relief in comparison with the preoperative VAS score, no obstruction on DR (decreasing renographic excretion curve, T-1/2 <12 min), and improved or stable differential renal function. The mean follow-up was 26.2 months for the A-H group and 26.6 months for Y-V group (P selleck compound = 0.865).
Results: Both groups were comparable in terms of preoperative data, except for the presence of the crossing vessel, which was more often observed in the Y-V group. No statistically significant differences between the studied groups were found in operative times, morbidity, and hospitalization length.
The success rate in the A-H group was 95% and 86% in the Y-V group, the difference being not statistically significant.
Conclusions: Laparoscopic A-H pyeloplasty achieved a higher success rate then Y-V pyeloplasty; Vadimezan order however, the difference was not statistically significant.”
“1-Aryl-4,5-diaroyl-1H-pyrrole-2,3-diones react with styrene to form substituted 7,7a-dihydropyrano[4,3-b] pyrrole-2,3(1H,6H)-diones whose structure was confirmed by XRD analysis. The crystal and molecular structure of 7a-(2,5-dimethylbenzoyl)-4-(2,5-dimethyl-phenyl)-1-(4-methoxyphenyl)-6-phenyl-7,7a-dihydropyrano[4,3-b] pyrrole-2,3(1H,6H)dione was examined.”

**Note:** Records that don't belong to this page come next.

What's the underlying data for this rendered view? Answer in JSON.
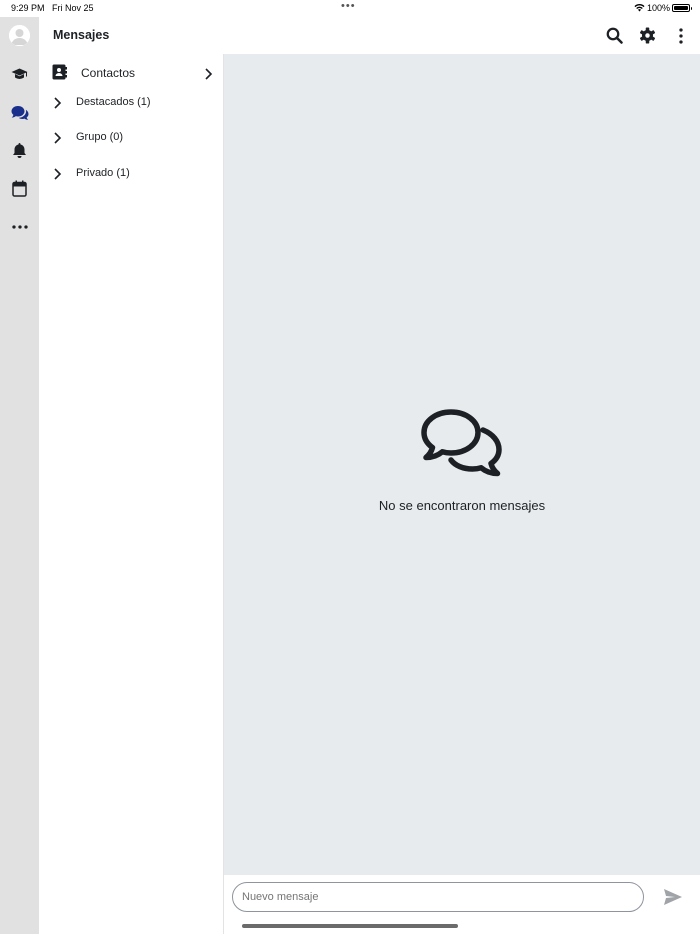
{
  "status_bar": {
    "time": "9:29 PM",
    "date": "Fri Nov 25",
    "multitask_dots": "•••",
    "battery_percent": "100%",
    "battery_level": 1.0
  },
  "rail": {
    "items": [
      {
        "name": "avatar"
      },
      {
        "name": "graduation-cap-icon"
      },
      {
        "name": "chat-bubbles-icon",
        "active": true
      },
      {
        "name": "bell-icon"
      },
      {
        "name": "calendar-icon"
      },
      {
        "name": "more-horizontal-icon"
      }
    ]
  },
  "header": {
    "title": "Mensajes",
    "icons": [
      "search-icon",
      "gear-icon",
      "more-vertical-icon"
    ]
  },
  "sidebar": {
    "contacts_label": "Contactos",
    "sections": [
      {
        "label": "Destacados (1)"
      },
      {
        "label": "Grupo (0)"
      },
      {
        "label": "Privado (1)"
      }
    ]
  },
  "main": {
    "empty_text": "No se encontraron mensajes",
    "empty_icon": "chat-bubbles-icon"
  },
  "composer": {
    "placeholder": "Nuevo mensaje",
    "value": ""
  },
  "colors": {
    "rail_bg": "#e1e1e1",
    "main_bg": "#e8ebee",
    "accent": "#1a2f8c",
    "text": "#1d2125"
  }
}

“Microgravity and inactivity due to prolonged bed rest have been shown to result in atrophy of spinal extensor muscles such as the multifidus, and either no atrophy or hypertrophy of flexor muscles such as the abdominal group and psoas muscle. These effects are
long-lasting after bed rest and the potential effects of rehabilitation are unknown. This two-group intervention study aimed to investigate the effects of two rehabilitation programs on the recovery of lumbo-pelvic musculature following prolonged bed rest. 24 subjects underwent 60 days of head down tilt bed rest as part of the 2nd Berlin BedRest Study (BBR2-2). After bed rest, they underwent one of two exercise programs, trunk flexor and general strength (TFS) training or see more specific motor control (SMC) training. Magnetic resonance imaging of the lumbo-pelvic region was conducted at the start and end of bed rest and during the recovery period (14 and 90 days after re-ambulation). Cross-sectional areas (CSAs) of the multifidus, psoas, lumbar erector spinae and quadratus lumborum muscles were measured from L(1) to L(5). Morphological changes including disc volume, spinal length, lordosis angle and disc height were also measured. Both exercise programs restored the multifidus muscle to pre-bed-rest size, but further increases in psoas muscle size were seen in the TFS group up to 14 days after bed rest.